An annuity is a contract in which a lump sum payment or series of payments are made to an insurance company by an owner who in return obtains regular disbursements beginning either immediately or at some point in the future. The goal of annuities is to provide a steady stream of income during retirement to meet a specific goal, such as:
- Protect the principal
- Provide lifetime income
- Cover long-term care costs
- Leave a legacy
Even though annuities are commonly thought of as investments, they are not; they are contracts very similar to insurance contracts. Annuities became popular in the U.S. during the Great Depression when people began to worry about stock market volatility endangering their retirement.

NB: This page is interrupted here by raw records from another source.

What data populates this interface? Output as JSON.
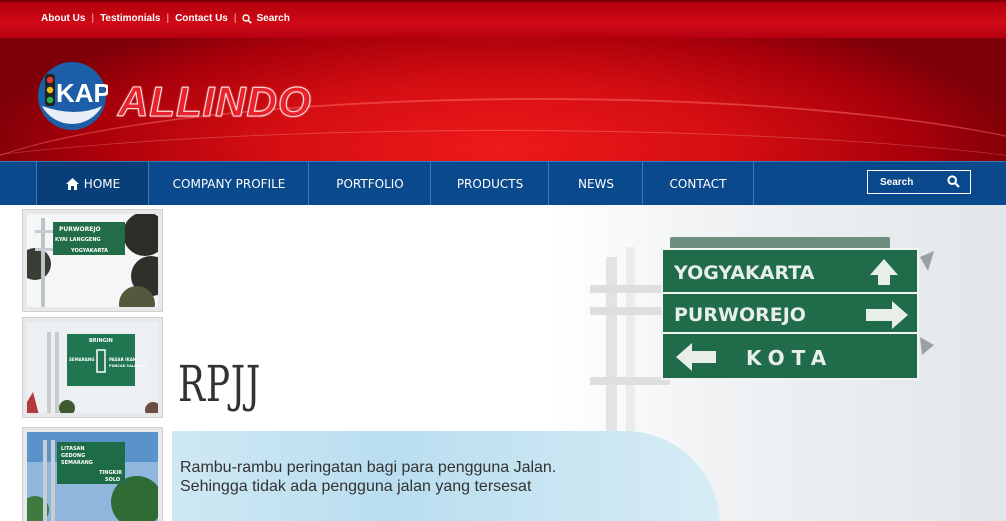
{
  "topbar": {
    "links": [
      "About Us",
      "Testimonials",
      "Contact Us"
    ],
    "search_label": "Search"
  },
  "brand": {
    "logo_badge": "KAP",
    "name": "ALLINDO"
  },
  "nav": {
    "items": [
      "HOME",
      "COMPANY PROFILE",
      "PORTFOLIO",
      "PRODUCTS",
      "NEWS",
      "CONTACT"
    ],
    "search_placeholder": "Search"
  },
  "slide": {
    "title": "RPJJ",
    "caption_line1": "Rambu-rambu peringatan bagi para pengguna Jalan.",
    "caption_line2": "Sehingga tidak ada pengguna jalan yang tersesat"
  },
  "thumbnails": [
    {
      "sign_lines": [
        "PURWOREJO",
        "KYAI LANGGENG",
        "YOGYAKARTA"
      ]
    },
    {
      "sign_lines": [
        "BRINGIN",
        "SEMARANG",
        "PASAR IKAN",
        "PUNCAK SALATIGA"
      ]
    },
    {
      "sign_lines": [
        "LITASAN",
        "GEDONG",
        "SEMARANG",
        "TINGKIR",
        "SOLO"
      ]
    }
  ],
  "big_sign": {
    "lines": [
      "YOGYAKARTA",
      "PURWOREJO",
      "KOTA"
    ]
  },
  "colors": {
    "topbar_red": "#c00612",
    "header_red": "#d40e12",
    "nav_blue": "#0a4a8c",
    "sign_green": "#1f6b4a",
    "caption_blue": "#bfe0f0"
  }
}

Today, with pension plans becoming less common, many retirees look toward annuities as an option to create guaranteed income streams for their retirement.
A closer look at annuities
Annuities work by providing limited access to funds each year in much the same way that income is received from Social Security. The most common annuity we see for retirement income is a Deferred Indexed Annuity, which means a premium is deposited in early years and income grows in the contract. At a future date, the annuitization begins for supplemental income during retirement.
People spend the majority of their lives trying to accumulate wealth for retirement but very little time planning how to use their money when they need it. While there are numerous options available for an individual’s retirement funds, annuities are the only vehicle that can provide a consistent and stable income stream.
In short, an annuity does what no other investment can do: provide guaranteed income for the rest of your life no matter how long you live.